It's always a big risk to try to funny in content marketing, so we usually avoid it. Charm and wit are fine, but overt comedy is a high-wire act best left to the pros.



Mistake 4: Didn’t oversee all the elements of a project

Jacqueline Loch, Vice President & Group Publisher, Women's Group, St. Joseph Communications Media Group

I had blind-faith trust in a team. This is an example of a large content marketing project that we did for a large packaged goods company. We had a really amazing team working on print, digital, and social media, the full 360. We flawlessly created the content, flawlessly executed the print component, we created a portfolio of assets, and then, for some reason, because the website build was a website build, we let the digital team take over by themselves and build out the digital without the oversight from the core team who understood the objectives and the client.

What happened was the relationship with the client eroded. We ended up in a position where the client had a very poor experience which could have been avoided.
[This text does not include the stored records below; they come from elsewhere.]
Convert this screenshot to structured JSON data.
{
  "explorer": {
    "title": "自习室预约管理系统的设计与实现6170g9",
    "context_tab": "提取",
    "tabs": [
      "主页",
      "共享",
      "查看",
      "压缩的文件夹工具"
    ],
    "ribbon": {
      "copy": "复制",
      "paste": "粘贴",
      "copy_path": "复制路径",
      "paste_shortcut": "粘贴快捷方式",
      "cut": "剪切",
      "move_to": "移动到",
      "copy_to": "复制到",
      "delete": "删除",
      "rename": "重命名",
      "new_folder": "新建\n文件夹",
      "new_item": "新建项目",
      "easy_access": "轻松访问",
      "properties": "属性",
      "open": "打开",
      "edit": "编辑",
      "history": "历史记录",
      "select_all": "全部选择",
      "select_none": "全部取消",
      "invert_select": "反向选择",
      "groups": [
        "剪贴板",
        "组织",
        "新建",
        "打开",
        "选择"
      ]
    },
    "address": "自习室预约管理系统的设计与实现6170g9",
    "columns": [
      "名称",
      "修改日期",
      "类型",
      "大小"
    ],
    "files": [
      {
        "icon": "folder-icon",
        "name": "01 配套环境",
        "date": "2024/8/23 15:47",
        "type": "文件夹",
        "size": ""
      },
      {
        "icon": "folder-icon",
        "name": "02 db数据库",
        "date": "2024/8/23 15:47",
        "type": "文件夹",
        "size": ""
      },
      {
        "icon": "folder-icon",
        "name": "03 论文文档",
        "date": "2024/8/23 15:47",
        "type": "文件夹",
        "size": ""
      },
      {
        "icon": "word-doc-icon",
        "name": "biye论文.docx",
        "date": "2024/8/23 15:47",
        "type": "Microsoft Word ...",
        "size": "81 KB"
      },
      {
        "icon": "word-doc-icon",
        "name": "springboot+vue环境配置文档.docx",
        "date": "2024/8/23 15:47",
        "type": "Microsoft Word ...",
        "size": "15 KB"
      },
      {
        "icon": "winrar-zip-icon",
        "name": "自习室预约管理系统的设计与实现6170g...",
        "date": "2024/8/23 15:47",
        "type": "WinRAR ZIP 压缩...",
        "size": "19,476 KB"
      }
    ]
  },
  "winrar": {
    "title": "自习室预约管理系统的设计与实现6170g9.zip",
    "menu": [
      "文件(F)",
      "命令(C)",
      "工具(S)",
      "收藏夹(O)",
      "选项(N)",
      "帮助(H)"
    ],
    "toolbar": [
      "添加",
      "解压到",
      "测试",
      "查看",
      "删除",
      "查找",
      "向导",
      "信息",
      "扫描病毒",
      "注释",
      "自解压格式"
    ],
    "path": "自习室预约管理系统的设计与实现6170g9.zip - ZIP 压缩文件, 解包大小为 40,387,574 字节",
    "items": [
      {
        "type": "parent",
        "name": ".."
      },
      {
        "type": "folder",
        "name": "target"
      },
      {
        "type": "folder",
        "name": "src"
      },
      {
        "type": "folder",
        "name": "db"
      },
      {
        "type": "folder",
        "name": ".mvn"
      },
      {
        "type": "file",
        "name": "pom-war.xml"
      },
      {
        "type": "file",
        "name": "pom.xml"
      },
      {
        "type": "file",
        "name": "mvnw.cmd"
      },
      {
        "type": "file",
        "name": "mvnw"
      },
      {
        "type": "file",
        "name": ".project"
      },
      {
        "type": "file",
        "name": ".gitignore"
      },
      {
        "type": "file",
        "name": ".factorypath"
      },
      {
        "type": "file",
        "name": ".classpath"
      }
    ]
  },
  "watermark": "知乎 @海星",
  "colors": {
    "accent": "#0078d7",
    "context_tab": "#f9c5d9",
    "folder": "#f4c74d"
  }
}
The result? Although we ended up delivering the program with unbelievable results, we weren’t able to renew the contract. It was a real mistake. You cannot just ‘set it and let it’, you have to stay involved and make sure you’re with the client the whole way.



Mistake 5: Expected too much of staff

Marcus Sheridan, Founder, The Sales Lion

I used to think that everyone could be a good writer. That was not a smart strategy. Trying to take someone who is not a writer, and then make them into a writer is a dumb move. It’s much easier to train a writer to be a marketer, than it is to train a marketer to be a good writer. It took me two years to realize this.

Another mistake I’ve made is just throwing people on video without training them. They get on video, and everyone’s excited about it until you see the final product, and realize they suck on camera. I used to tell people to just shoot videos. Now I’m more cautious and recommend they have a bit of training on camera performance, in terms of how to carry themselves, before going in front of the lens. I used to think you could tell someone to go, and they would go, that’s not the case at all.



Mistake 6: Hadn’t anticipated the impact the content would have on the wider company

Tim Washer, Creative Director, Cisco’s SP Marketing Group

Back in 2010 we thought it would be funny to do a parody of an Old Spice ad. It was a very silly no-budget tech version of it. We had a video team but we didn’t hire an agency. There was nothing sexy about it. It only cost us a few thousand dollars to make. Our aim was to get responses from five of our top analysts and we hit that goal. One of the analysts said he laughed so hard he wet his pants (I’m pretty sure he was exaggerating, but I’ve never gotten that confirmed). The problem was that a lot of other people saw the skit who weren’t in our industry, and criticized us for copying the idea and doing a lame job of it. Although our target market got the joke and my executives in our group loved it, people outside our industry wrote a lot of negative reviews and our company’s sentiment rating dropped dramatically. So that was a painful lesson to learn.